Makayla Lane, junior vocal performance major, North Providence, Rhode Island
“The Fine Arts Center is our home base. Our faculty care so much for us individually. Something that would make the experience better for me and our professors would have more and improved rehearsal spaces. We are struggling with sharing spaces while still allowing a safe amount of ventilation. This makes it difficult for us to coordinate rehearsals with a lot of people due to limited spaces. We should also include handicap access to our second levels. The bulk of our practice rooms and professors
studios/offices are on the second floor of our building. Having a more inclusive building will not only inspire people to attend, but make them more comfortable. This bond approval is necessary, and would change the lives of the people in our building. We not only want our guest performers and students to feel proud of and confident in the building where we present our hard work and talents, but we as students want to feel excited and inspired to come to our building every day. Having facilities that reflect how hard we work is our dream, having spaces that are comfortable will inspire us to work harder. Giving us the proper spaces to rehearse and perform would change the entire experience for students where they would be coming to a bright, comfortable, beautiful building.”
Omar Laguerre-Lewis, junior theatre major, Mamaroneck, New York
“This would benefit my experience at URI because there are a lot of structural issues here at the Fine Arts Center. The building simply is not as well constructed as others on campus, and it affects all students’ learning experiences. I think it’s necessary because it’s impacting our ability to work.
Riley Nedder, sophomore theatre (acting and costume design concentrations) and English double major, Attleboro, Massachusetts
“As a theatre major, I spend so much time in the Fine Arts Center. I love the building as a hub for creativity and social interaction, but there are parts of it that are unfortunately really run down. This bond would help the Fine Arts Center physically reflect all the beauty and creativity that goes on inside. So many students, whether they are fine arts students or not, spend time at the Fine Arts Center, whether for classes or for shows, and it should be able to positively reflect URI’s community.”

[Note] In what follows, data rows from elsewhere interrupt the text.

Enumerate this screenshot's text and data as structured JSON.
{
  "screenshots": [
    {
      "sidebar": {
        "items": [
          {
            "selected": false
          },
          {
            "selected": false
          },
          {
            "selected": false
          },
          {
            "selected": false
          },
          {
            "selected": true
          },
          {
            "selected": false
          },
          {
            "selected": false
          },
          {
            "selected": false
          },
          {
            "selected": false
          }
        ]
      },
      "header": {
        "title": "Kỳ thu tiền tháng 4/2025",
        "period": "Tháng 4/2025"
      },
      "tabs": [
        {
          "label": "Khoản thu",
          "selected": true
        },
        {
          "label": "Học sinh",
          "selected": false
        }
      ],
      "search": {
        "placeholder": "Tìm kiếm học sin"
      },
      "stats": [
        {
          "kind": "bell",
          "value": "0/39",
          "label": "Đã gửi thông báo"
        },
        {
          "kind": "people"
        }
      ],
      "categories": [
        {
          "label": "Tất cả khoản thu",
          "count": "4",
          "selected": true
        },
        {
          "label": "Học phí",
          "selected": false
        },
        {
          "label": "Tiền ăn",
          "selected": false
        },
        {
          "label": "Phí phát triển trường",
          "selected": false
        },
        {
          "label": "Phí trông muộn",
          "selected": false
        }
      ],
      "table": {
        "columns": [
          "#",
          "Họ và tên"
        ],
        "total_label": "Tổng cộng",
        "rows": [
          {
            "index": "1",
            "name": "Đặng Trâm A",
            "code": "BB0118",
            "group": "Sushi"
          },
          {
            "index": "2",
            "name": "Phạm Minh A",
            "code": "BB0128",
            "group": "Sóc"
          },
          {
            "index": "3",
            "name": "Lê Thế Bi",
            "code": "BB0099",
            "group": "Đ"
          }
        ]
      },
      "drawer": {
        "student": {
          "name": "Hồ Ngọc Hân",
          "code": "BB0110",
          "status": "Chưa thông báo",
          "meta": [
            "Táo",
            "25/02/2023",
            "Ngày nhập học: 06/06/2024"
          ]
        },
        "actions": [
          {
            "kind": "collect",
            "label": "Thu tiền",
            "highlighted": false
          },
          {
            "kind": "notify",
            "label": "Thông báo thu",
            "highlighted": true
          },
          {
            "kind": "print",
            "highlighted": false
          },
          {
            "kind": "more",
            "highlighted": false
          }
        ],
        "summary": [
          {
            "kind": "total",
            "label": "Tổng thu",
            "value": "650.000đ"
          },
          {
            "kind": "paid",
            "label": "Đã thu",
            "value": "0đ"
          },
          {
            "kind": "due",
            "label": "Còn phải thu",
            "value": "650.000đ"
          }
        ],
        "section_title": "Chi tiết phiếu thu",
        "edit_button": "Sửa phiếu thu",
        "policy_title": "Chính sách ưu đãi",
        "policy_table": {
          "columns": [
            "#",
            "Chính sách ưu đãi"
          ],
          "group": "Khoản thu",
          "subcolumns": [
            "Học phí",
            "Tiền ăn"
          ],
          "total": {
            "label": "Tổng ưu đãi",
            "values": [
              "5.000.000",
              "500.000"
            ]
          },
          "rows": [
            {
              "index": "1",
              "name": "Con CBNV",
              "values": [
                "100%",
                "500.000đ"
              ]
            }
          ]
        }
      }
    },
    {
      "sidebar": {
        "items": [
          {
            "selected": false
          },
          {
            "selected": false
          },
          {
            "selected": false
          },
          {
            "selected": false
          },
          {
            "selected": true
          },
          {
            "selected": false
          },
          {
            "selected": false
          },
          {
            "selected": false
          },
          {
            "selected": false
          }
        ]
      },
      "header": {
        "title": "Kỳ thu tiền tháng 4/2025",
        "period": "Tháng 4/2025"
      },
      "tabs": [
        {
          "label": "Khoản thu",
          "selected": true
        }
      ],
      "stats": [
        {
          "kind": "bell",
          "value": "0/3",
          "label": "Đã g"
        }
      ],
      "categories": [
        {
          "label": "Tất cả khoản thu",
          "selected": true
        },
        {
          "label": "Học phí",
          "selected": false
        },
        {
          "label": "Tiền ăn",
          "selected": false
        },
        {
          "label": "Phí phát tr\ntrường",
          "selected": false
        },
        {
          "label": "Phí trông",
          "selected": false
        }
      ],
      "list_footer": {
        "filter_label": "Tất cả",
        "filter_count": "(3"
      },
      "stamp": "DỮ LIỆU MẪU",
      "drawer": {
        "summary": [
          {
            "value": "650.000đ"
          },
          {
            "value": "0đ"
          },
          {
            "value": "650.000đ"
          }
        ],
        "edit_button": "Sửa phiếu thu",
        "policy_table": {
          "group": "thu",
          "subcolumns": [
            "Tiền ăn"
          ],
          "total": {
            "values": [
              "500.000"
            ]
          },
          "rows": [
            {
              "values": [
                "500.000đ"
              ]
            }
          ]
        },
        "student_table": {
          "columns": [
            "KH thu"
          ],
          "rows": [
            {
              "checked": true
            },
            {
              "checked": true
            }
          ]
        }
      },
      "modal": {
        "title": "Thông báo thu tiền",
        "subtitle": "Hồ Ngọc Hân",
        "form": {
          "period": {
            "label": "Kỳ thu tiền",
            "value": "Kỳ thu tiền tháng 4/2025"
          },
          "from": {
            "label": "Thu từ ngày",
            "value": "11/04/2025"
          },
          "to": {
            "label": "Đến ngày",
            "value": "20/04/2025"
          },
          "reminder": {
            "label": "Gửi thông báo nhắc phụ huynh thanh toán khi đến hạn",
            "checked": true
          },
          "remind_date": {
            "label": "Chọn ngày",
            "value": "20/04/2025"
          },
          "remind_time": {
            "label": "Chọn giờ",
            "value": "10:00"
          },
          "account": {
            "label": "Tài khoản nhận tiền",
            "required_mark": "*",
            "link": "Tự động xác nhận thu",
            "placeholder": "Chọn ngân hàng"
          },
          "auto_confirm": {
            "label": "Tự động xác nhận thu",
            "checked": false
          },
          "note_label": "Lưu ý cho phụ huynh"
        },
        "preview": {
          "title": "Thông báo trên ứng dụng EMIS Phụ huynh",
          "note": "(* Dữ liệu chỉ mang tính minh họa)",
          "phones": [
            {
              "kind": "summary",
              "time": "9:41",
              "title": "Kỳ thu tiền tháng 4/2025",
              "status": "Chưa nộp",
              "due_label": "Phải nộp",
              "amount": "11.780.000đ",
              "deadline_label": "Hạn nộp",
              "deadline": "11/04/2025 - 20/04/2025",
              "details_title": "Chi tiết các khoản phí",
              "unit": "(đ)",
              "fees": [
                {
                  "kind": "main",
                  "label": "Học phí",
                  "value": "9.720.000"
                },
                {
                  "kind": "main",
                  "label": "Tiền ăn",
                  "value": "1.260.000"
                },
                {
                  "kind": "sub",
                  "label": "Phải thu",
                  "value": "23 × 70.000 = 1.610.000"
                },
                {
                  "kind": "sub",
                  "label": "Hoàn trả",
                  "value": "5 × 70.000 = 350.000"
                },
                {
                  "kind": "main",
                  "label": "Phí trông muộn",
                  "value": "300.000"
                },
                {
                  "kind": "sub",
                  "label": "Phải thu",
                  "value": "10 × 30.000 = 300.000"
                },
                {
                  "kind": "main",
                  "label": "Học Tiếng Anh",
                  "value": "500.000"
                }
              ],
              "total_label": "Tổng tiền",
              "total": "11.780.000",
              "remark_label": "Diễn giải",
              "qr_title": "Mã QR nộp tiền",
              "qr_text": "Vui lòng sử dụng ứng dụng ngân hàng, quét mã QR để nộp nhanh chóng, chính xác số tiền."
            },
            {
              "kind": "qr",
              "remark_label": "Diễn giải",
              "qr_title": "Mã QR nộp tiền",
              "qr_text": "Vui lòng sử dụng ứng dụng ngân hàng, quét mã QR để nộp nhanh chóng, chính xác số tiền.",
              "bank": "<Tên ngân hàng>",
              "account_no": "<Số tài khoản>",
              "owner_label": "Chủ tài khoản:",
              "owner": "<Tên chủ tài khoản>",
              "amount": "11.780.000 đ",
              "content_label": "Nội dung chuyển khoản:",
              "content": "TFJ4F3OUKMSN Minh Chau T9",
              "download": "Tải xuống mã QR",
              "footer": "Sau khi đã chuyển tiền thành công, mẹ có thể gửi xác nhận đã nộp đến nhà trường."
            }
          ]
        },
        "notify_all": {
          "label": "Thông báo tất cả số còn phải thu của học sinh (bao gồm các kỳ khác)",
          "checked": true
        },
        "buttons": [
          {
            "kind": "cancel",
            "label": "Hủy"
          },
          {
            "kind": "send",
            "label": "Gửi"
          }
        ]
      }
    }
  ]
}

Note: Student photos were taken before the pandemic or by themselves in socially distant settings.
Edhaya Thennarasu, an intern in the Marketing and Communications Department at URI and Communications major, wrote this press release.